» PROBLEM STATEMENT
The answer is the full set of records, given again exactly and without images.

Stored data entries

--

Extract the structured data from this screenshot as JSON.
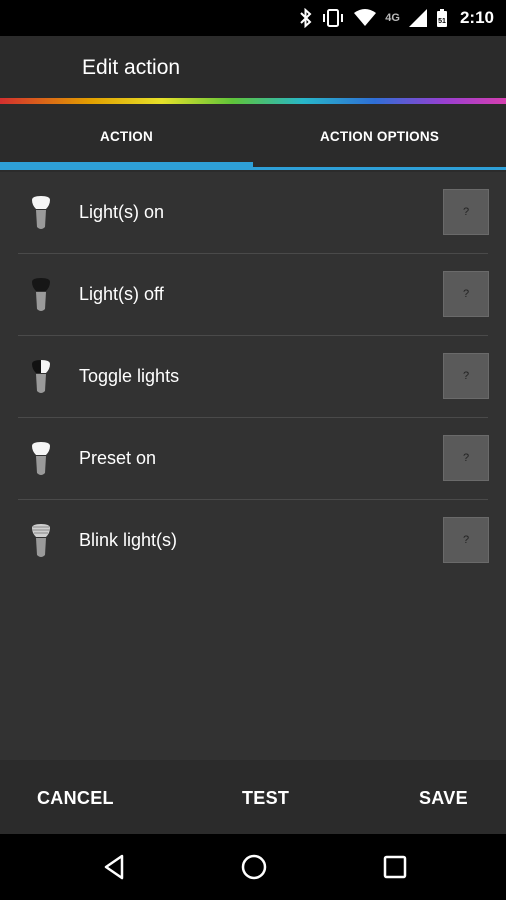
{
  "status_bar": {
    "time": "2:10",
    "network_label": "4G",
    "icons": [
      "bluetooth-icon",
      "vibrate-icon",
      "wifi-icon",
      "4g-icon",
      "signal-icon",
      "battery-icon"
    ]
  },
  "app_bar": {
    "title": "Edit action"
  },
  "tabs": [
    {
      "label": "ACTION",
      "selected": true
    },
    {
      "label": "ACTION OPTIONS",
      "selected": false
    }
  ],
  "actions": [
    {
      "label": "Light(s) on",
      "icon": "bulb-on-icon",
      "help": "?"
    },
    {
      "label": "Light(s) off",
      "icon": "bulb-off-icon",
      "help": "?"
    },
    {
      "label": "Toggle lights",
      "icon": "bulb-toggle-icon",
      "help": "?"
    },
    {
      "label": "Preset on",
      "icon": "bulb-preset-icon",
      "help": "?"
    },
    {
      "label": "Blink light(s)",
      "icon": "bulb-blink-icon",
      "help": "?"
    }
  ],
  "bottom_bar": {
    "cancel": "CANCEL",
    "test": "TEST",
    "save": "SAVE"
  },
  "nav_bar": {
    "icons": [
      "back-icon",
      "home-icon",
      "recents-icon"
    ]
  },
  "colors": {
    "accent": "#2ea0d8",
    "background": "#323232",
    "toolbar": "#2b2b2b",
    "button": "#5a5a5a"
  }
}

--

» RESPONSE
Extract the structured data from this screenshot as JSON.
{
  "status_bar": {
    "time": "2:10",
    "network_label": "4G",
    "icons": [
      "bluetooth-icon",
      "vibrate-icon",
      "wifi-icon",
      "4g-icon",
      "signal-icon",
      "battery-icon"
    ]
  },
  "app_bar": {
    "title": "Edit action"
  },
  "tabs": [
    {
      "label": "ACTION",
      "selected": true
    },
    {
      "label": "ACTION OPTIONS",
      "selected": false
    }
  ],
  "actions": [
    {
      "label": "Light(s) on",
      "icon": "bulb-on-icon",
      "help": "?"
    },
    {
      "label": "Light(s) off",
      "icon": "bulb-off-icon",
      "help": "?"
    },
    {
      "label": "Toggle lights",
      "icon": "bulb-toggle-icon",
      "help": "?"
    },
    {
      "label": "Preset on",
      "icon": "bulb-preset-icon",
      "help": "?"
    },
    {
      "label": "Blink light(s)",
      "icon": "bulb-blink-icon",
      "help": "?"
    }
  ],
  "bottom_bar": {
    "cancel": "CANCEL",
    "test": "TEST",
    "save": "SAVE"
  },
  "nav_bar": {
    "icons": [
      "back-icon",
      "home-icon",
      "recents-icon"
    ]
  },
  "colors": {
    "accent": "#2ea0d8",
    "background": "#323232",
    "toolbar": "#2b2b2b",
    "button": "#5a5a5a"
  }
}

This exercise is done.